Oh, I am so excited to share this recipe with you!  This is a tested recipe from the National Center for Home Food Preservation, with my own little twist.  Chips and salsa is one of my favorite snacks.  It's low-cal, no fat, full of fiber and vitamins, and tasty.  I have been seeing more mangoes (which are typically in season in Mexico in early Spring) at various places so I thought I'd try a fun mango salsa.


Since I began this blog, I have gone back and forth between using tested recipes from trusted sources, as well as creating my own recipes.  Because I have never worked with mangoes for canning, I felt like I should do a little research.  Turns out, you can't simply take your own favorite recipe and can it, especially with mangoes.  They are low acid fruit and require the right amount of acidic ingredients (lemon juice or vinegar) to make it safe for canning.  Also, you need to use unripe mangoes (green, tough to the touch) to ensure there won't be any bacterial growth in your final product.  For a great resource on canning with mangoes and some other fun recipes, click here:  National Center for Home Food Preservation's Sensational Salsas

Since I have my own ideas of what should be in a mango salsa, I decided to use this trusted recipe, and then added my own embellishments after I canned it and was ready to eat.


For this recipe, you're going to need a water bath canner, jar grip, 6 half pint jars, and a slotted mixing spoon.

Cilantro Mango Salsa

6 cups diced unripe mango (about 3 to 4 large, hard green mangoes)*
1½ cups diced red bell pepper
 ½ cup finely chopped yellow onion
 ½ teaspoon crushed red pepper flakes
2 teaspoons finely chopped garlic
2 teaspoons finely chopped ginger
1 cup light brown sugar
1¼ cups cider vinegar (5 percent)
½ cup water
*sprinkle of black pepper (not in original recipe, but I think it tastes better!)

Caution:  Handling green mangoes may irritate the skin of some people in the same way as poison ivy. (They belong to the same plant family.) To avoid this reaction, wear plastic or rubber gloves while working with raw green mango. Do not touch your face, lips or eyes after touching or cutting raw green mangoes until all traces are washed away.

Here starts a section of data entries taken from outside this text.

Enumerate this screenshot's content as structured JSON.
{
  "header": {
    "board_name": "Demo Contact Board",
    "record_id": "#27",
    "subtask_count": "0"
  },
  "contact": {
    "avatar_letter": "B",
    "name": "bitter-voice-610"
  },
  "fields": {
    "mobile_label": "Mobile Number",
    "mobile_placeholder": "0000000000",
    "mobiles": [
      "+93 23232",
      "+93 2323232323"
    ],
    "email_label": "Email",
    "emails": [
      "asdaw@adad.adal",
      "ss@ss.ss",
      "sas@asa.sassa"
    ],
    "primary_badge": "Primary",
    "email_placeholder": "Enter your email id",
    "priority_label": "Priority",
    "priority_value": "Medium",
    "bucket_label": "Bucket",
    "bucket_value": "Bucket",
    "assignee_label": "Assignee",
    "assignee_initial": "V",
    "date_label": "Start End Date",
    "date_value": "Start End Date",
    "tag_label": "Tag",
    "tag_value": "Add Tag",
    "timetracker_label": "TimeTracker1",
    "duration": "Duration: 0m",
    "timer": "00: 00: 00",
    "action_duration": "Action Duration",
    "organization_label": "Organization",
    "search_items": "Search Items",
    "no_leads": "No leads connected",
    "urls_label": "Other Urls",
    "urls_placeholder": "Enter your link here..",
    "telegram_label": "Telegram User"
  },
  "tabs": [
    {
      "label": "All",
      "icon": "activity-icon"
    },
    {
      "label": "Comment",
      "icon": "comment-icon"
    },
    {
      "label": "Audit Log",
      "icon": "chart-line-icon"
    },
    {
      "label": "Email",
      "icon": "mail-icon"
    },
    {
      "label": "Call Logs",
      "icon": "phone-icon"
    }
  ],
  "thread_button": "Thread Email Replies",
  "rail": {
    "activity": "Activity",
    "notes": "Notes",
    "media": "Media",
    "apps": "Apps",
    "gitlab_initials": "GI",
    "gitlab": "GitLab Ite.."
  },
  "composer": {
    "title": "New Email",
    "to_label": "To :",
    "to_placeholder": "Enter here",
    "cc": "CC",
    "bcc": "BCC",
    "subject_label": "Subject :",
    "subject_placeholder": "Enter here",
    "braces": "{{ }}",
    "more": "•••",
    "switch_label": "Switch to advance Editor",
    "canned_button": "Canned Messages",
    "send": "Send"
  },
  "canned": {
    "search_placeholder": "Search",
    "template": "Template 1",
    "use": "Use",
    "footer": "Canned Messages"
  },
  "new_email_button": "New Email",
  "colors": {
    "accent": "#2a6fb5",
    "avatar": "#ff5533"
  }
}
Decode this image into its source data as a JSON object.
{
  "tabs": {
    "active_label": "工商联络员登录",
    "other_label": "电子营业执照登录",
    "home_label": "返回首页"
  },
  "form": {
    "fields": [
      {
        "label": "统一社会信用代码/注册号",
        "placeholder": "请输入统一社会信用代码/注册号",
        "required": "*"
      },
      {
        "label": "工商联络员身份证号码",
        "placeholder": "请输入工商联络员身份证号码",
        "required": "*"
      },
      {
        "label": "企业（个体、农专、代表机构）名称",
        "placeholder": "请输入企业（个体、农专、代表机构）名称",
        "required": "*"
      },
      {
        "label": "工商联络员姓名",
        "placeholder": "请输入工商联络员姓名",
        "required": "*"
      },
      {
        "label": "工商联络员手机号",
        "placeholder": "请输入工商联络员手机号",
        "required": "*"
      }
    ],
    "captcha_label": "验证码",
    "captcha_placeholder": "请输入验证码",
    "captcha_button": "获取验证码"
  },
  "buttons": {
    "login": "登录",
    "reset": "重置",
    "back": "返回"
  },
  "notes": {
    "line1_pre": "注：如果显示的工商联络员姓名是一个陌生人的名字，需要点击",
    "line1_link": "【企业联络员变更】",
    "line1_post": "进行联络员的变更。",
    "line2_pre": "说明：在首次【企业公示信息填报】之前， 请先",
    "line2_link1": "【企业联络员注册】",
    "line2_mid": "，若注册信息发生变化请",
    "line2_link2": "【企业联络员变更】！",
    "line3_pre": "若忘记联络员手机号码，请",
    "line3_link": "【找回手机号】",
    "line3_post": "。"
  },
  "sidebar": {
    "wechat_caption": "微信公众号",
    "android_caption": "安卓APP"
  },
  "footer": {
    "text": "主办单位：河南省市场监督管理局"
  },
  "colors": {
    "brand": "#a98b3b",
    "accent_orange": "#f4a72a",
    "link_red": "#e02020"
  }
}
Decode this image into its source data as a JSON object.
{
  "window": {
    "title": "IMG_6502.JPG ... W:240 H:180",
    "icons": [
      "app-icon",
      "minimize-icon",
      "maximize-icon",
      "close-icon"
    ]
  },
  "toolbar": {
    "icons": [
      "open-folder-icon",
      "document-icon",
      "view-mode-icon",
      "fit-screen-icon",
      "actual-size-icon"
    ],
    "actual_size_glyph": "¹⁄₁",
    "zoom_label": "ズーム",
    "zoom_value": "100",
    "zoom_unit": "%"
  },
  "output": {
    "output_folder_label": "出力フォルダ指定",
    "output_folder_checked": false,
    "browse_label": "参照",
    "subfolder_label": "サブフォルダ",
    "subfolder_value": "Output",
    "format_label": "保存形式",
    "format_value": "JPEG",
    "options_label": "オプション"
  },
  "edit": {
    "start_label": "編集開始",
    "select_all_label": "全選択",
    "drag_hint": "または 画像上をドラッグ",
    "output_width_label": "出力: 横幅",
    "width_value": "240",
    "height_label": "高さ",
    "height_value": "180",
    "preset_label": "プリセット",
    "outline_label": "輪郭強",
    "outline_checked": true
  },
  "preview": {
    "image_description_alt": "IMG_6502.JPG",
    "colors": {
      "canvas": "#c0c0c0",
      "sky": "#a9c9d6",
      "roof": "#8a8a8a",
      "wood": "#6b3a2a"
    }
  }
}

Procedure:  Wash and rinse canning jars; keep hot until ready to use. Prepare lids according to manufacturer’s directions.  Wash all produce well. Peel and chop mango into ½-inch cubes.  *For instructions on an easy way to dice your mangoes, scroll to bottom of this post.

Dice bell pepper into ½-inch pieces. Finely chop yellow onions.  Hot Pack: Combine all ingredients in an 8-quart Dutch oven or stockpot. Bring to a boil over high heat, stirring to dissolve sugar. Reduce to simmering, and simmer 5 minutes. 

Fill hot solids into clean, hot half-pint jars, leaving ½-inch headspace.  Cover with hot liquid, leaving ½-inch headspace. Remove air bubbles and adjust headspace if needed. Wipe rims of jars with a dampened, clean paper towel; apply two-piece metal canning lids.  Process in a boiling water bath for 10 minutes.

After sealing:  Once you are ready to eat your salsa, you can add ingredients fresh.  For one jar, I added the following:
1/2 c. chopped , fresh cilantro
Light sprinkle of salt
Light sprinkle of black pepper
Squeeze of fresh lime juice
Serve with tortilla chips

A touch of green from the cilantro and a few black pepper specks not only provides additional flavor, but also add a contrast in color to make it more visually appealing.

Slicing & Dicing Mangoes

Peeling mangoes can be a bit of a pain, but the reward is high.  I love mangoes, so it's worth it!  This is a method I've found to be easiest for me, although I would love to hear if you have a better way.  I've never been able to the "flower" method...so don't tell me that way, teehee.  First, I peel the mangoes with a potato/carrot peeler.  It comes off quite easily, in smooth, long strips.

Then, I chop off the very bottom so that it is flat.  This allows you to stand the mango on end without it wobbling on your cutting board.

Next, I slice long slices from top to bottom, working around the seed.  I find it difficult at times to know where exactly the seed is, but if there is no give for your knife, chances are that is the seed.  I get as much flesh as possible without getting tough "bone" or stringy flesh.

At this point, I lay the strips flat on the cutting board, julienne in 1/4" strips, then turn to dice.  The NCHFP recipe says to cut the mango in 1/2" cubes, I did quarter inch.  I don't know about you, but I don't want giant pieces in my salsa.  1/4" dices are perfect for dipping.  xo, AB

2 comments:

  1. You need a mango deseeder. I love mine!

    ReplyDelete
  2. I was skeptical, now I'll try a mango deseeder for sure!

    ReplyDelete